The Tumbler weighs 2.5 tonnes and has a 5.7 litre V8, which results in a phenomenal soundtrack.
Aixam Coupe S
The Aixam Coupe S is a very compact machine, but that’s not why it’s unusual. Officially a ‘light quadricycle’, this tiny car can be driven on British roads by 16-year-olds.
The top speed of 28mph makes it considerably slower than the Corsas and Fiestas that share its £10,000 price tag, but as unusual cars go, this will be of particular interest to anybody reading this article instead of revising for their GCSEs.
The Ariel Atom is a strange, exoskeletal performance car that was immortalised in this Top Gear clip.

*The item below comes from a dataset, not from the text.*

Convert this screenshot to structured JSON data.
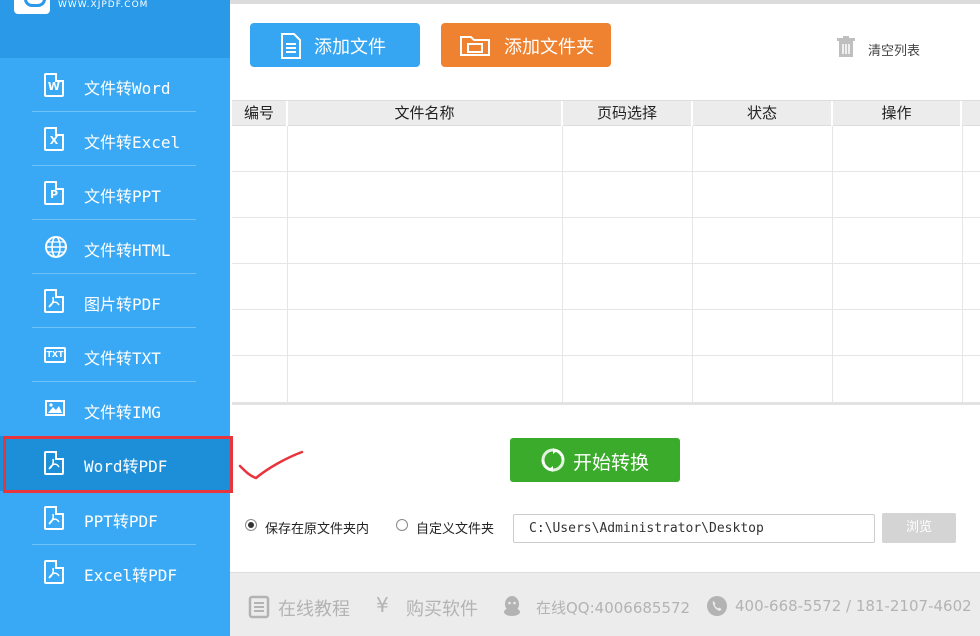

A kerb weight of 612kg enables the Atom to reach 60mph in 2.89 seconds.
The tiny firm manufactures fewer than 100 Atoms each year at their Somerset facility. They’re road legal and even crop up on eBay from time to time.
The Top Gear Reliant Robin Space Shuttle
Ah, the Reliant Robin… It almost deserves a mention here in its own right, being the most snigger-inducing machine to have rolled down an English street. This one (or rather, the one this is a replica of) was different.
The Top Gear boys set out to replicate NASA’s Space Shuttle in what would be the largest non-commercial rocket launch in Europe. Culminating in a fireball, the project was one of the most gratuitous uses of the BBC2 budget ever.
Morgan is known for tasteful two- and four-seater vintage roadsters. Often found in small groups outside pubs on sunny afternoons, the four-wheeled variety is a rare enough breed in itself.
Rarer still, then, is the three-wheeler. The firm started out producing vehicles like this in the early 20th Century, founder H.F.S. Morgan having first produced a single-seater in 1909. In 2011, the modern Morgan Three-wheeler was unveiled at the Geneva Motor Show, sporting a 1983cc S&S engine and a 5-speed manual gearbox. The Gulf edition is particularly fun.
Have you ever driven one of these unusual cars? Maybe you even own one? Or perhaps you can rival them with an even rarer model? Share your favourites with us in the comments below!
This article was written by Alex, a freelance writer and motoring enthusiast based in Oxford, writing on behalf of MORE TH>N motor insurance. Please note that MORE TH>N – or any other insurer! – may not be able to insure you on these cars (if you’re lucky enough to get hold of one, that is!).
- Lead image from popculturegeek
- Image of Rinspeed Splash from Wikimedia Commons
- Image of Google’s Lexus from Wikimedia Commons
- Image of Grinall Scorpion III from Flickr
- Image of Terrafugia Transition from Wikimedia Commons
- Image of Peugeot EX1 from Wikimedia Commons
- Image of Tumbler Batmobile from Wikimedia Commons
- Image of Aixam Coupe S from Wikimedia Commons
- Image of Ariel Atom from Wikimedia Commons
- Image of Reliant Robin Rocket by Oast House Archive
- Image of Morgan Threewheeler from Flickr